Challenges often turn up unexpectedly and abruptly. When current Venture fellow Lauren Raouf was on her first trip in Patagonia, she was the day’s designated leader and her objective was to guide her teammates to the summit of one of the smaller peaks in the region. But snow began to fall and soon enough the team found itself in a blizzard as it was tiptoeing the side of a ridge. Raouf had to make the harrowing decision whether to continue the climb or bail and get her team back down to camp safely.

“I learned sometimes you have to completely throw your one objective out of the window,” says Raouf. “You have those moments as a business leader when you have to scrap the plan, but you never know when it is going to come. It forces quick decision making and the confidence that you made the right decision.”
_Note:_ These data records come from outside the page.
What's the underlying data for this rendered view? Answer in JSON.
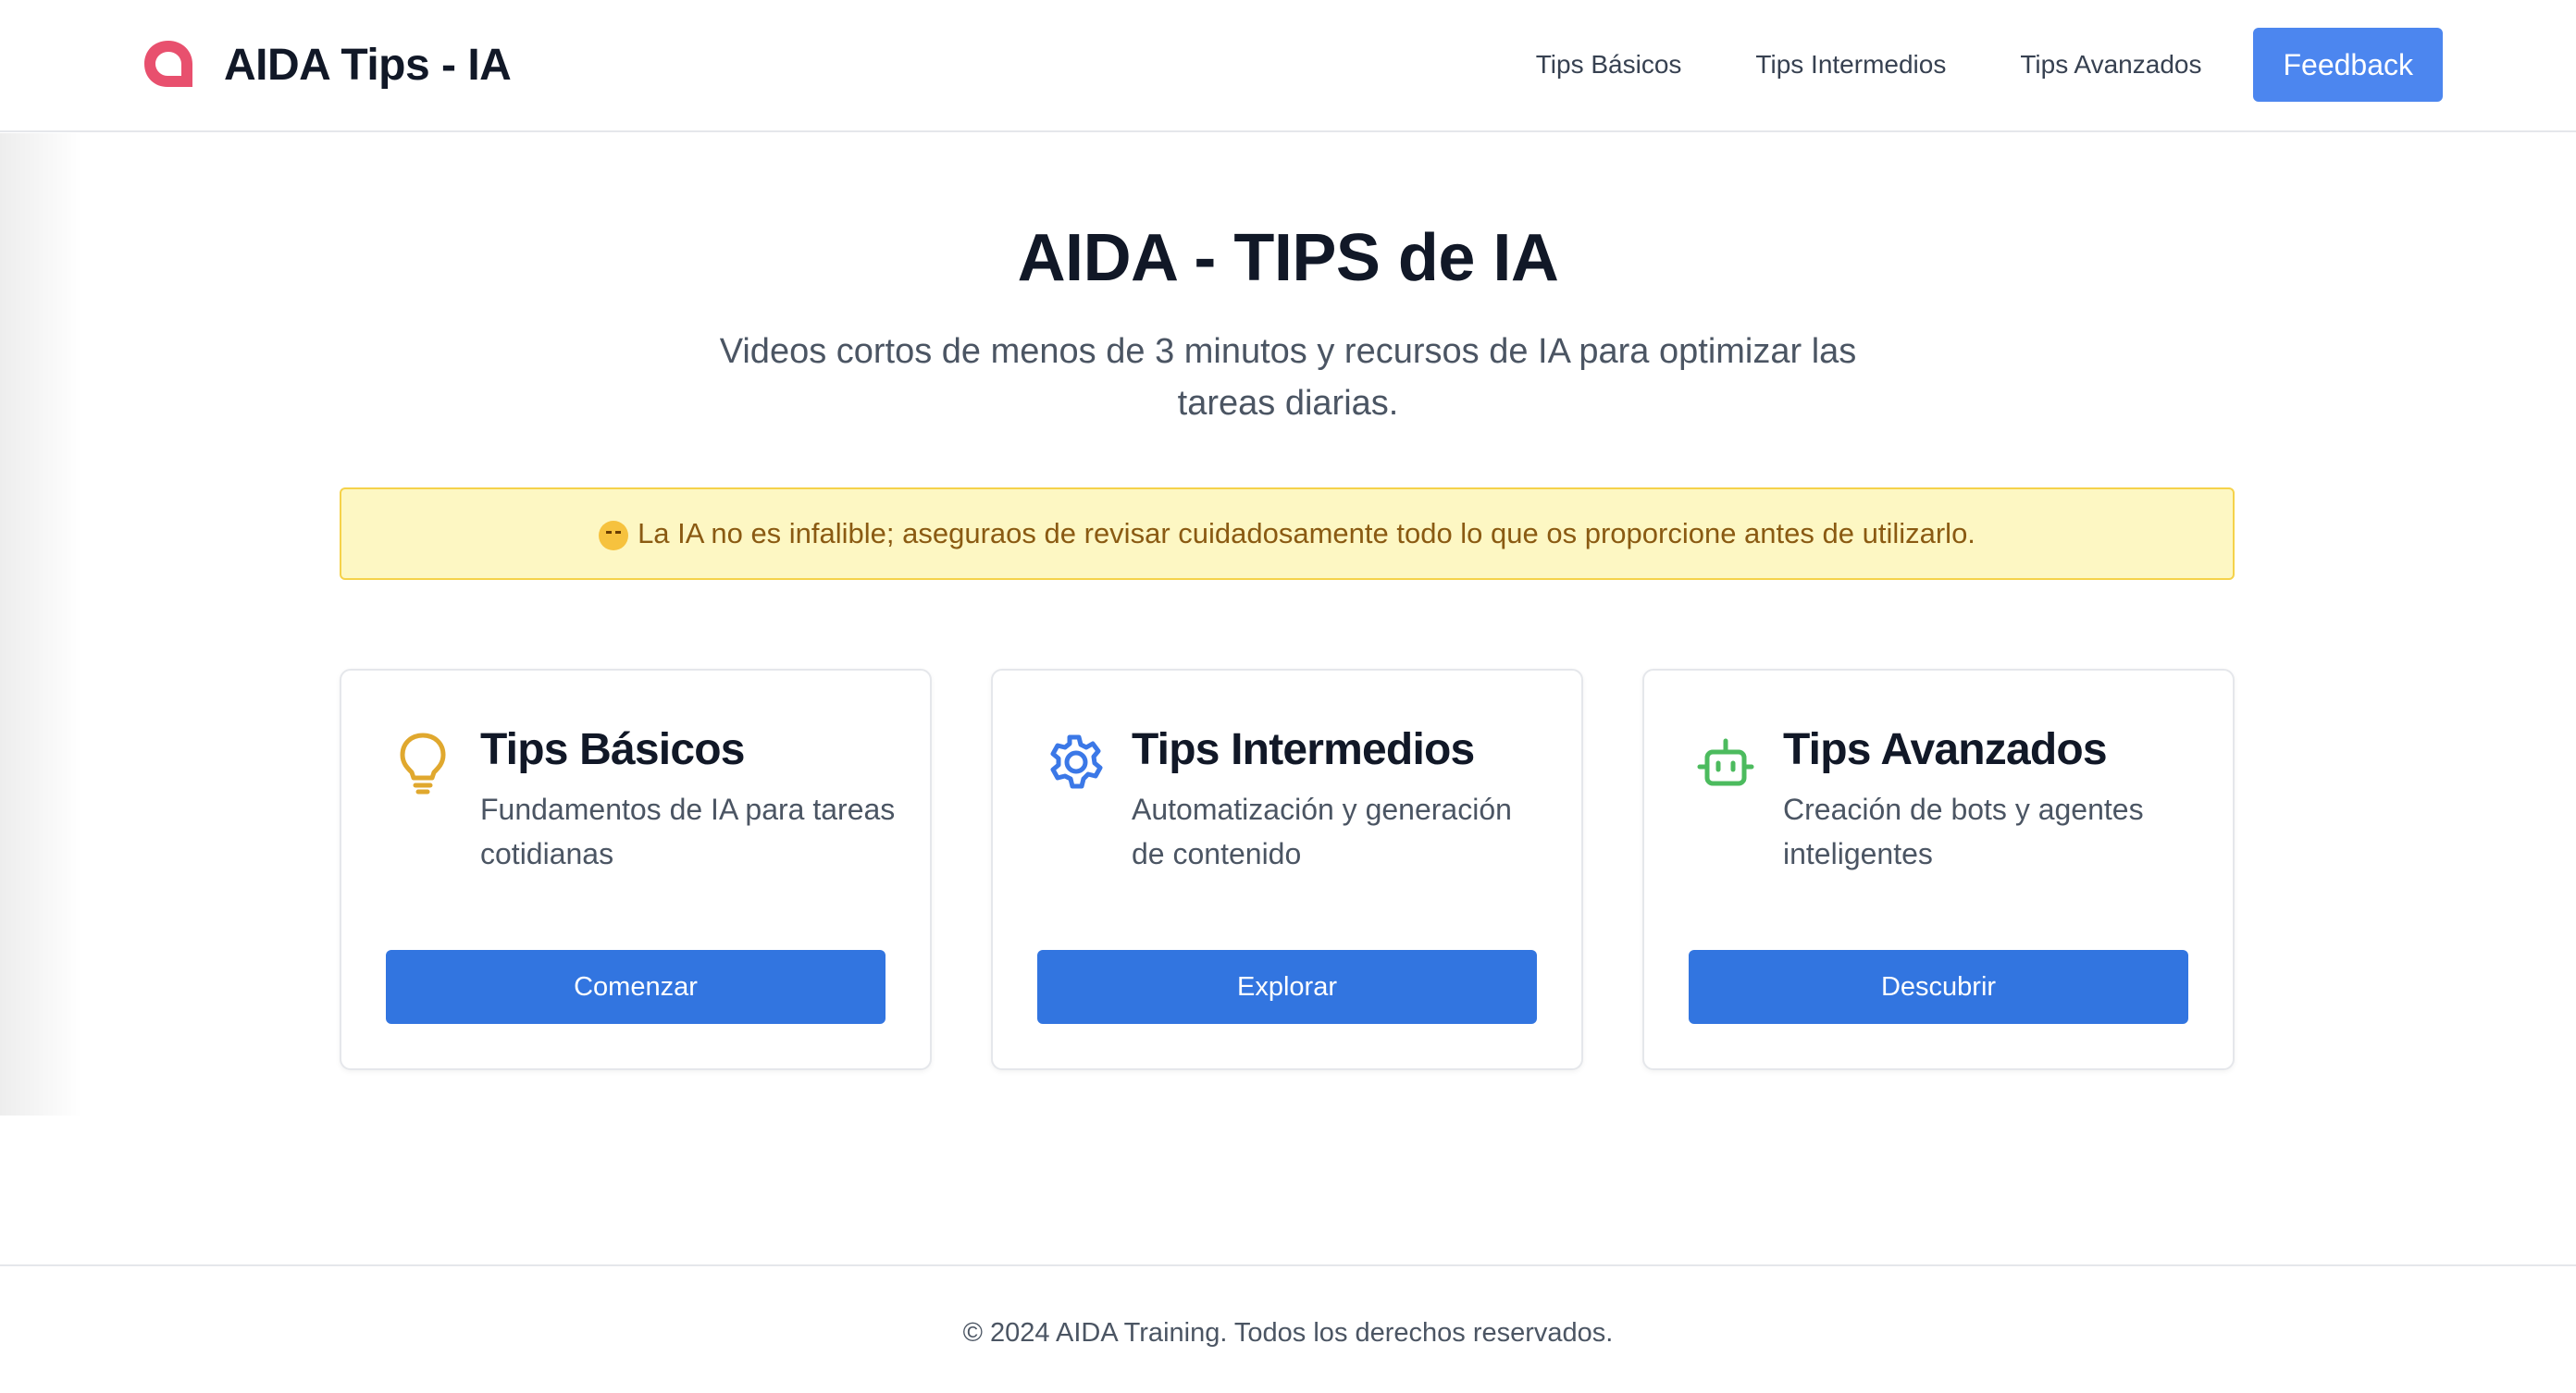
{
  "header": {
    "brand_title": "AIDA Tips - IA",
    "nav": [
      {
        "label": "Tips Básicos"
      },
      {
        "label": "Tips Intermedios"
      },
      {
        "label": "Tips Avanzados"
      }
    ],
    "feedback_label": "Feedback"
  },
  "hero": {
    "title": "AIDA - TIPS de IA",
    "subtitle": "Videos cortos de menos de 3 minutos y recursos de IA para optimizar las tareas diarias."
  },
  "alert": {
    "icon": "winking-face-emoji",
    "text": "La IA no es infalible; aseguraos de revisar cuidadosamente todo lo que os proporcione antes de utilizarlo."
  },
  "cards": [
    {
      "icon": "lightbulb-icon",
      "icon_color": "#e0a82e",
      "title": "Tips Básicos",
      "description": "Fundamentos de IA para tareas cotidianas",
      "button_label": "Comenzar"
    },
    {
      "icon": "gear-icon",
      "icon_color": "#3b78e7",
      "title": "Tips Intermedios",
      "description": "Automatización y generación de contenido",
      "button_label": "Explorar"
    },
    {
      "icon": "robot-icon",
      "icon_color": "#4cbb5e",
      "title": "Tips Avanzados",
      "description": "Creación de bots y agentes inteligentes",
      "button_label": "Descubrir"
    }
  ],
  "footer": {
    "text": "© 2024 AIDA Training. Todos los derechos reservados."
  },
  "colors": {
    "brand_logo": "#e8506e",
    "primary_button": "#3275e0",
    "feedback_button": "#4c86ef",
    "alert_background": "#fdf7c3",
    "alert_border": "#f5d24a",
    "alert_text": "#8a5a12"
  }
}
Klein had a similar experience on one of his first ventures as a student. The trip was to summit Ecuador’s Cotopaxi. Klein’s team was taking a practice ascent up a smaller mountain and at the summit one of the guides jumped onto a dangerously placed cairn on top of a ledge. A fall would lead to almost certain death.

“He asked to have his picture taken and I was so nervous, my stomach dropped. I could just picture him falling off the side of the mountain,” says Klein. “Then one of my good friends and classmates did it right after him and my stomach dropped further. And I didn’t say anything.”

Klein beat himself up about not speaking up at something that was recklessly dangerous. It stayed with him through the rest of the day. When the team was debriefing at their camp in the evening, Klein found the courage to speak out to the guide.

“I told him I was frightened and annoyed,” Klein says. “We are depending on him and he put himself at risk and set a poor example for everyone else. It was a real powerful moment for me because I learned I have to speak up. I will be in teams now and see a behavior or action that is unsupportive of what the team is trying to do and now I always have the courage to say something.”

Klein fixed a leadership skill he didn’t even know he had been lacking. Raouf learned a similar lesson at the Quantico military simulation. That is, she can yell if she needs to. She didn’t know she needed to use her ability to aggressively raise her voice, but what type of rational adult does? The drill sergeants yelled for two reasons. To create a chaotic situation and teach that sometimes it is important to own a space in a room.

“When we were calling numbers back, I was not loud enough,” says Raouf. “They taught me how to yell properly. And now I have no fear of projecting.”

Questions about this article? Email us or leave a comment below.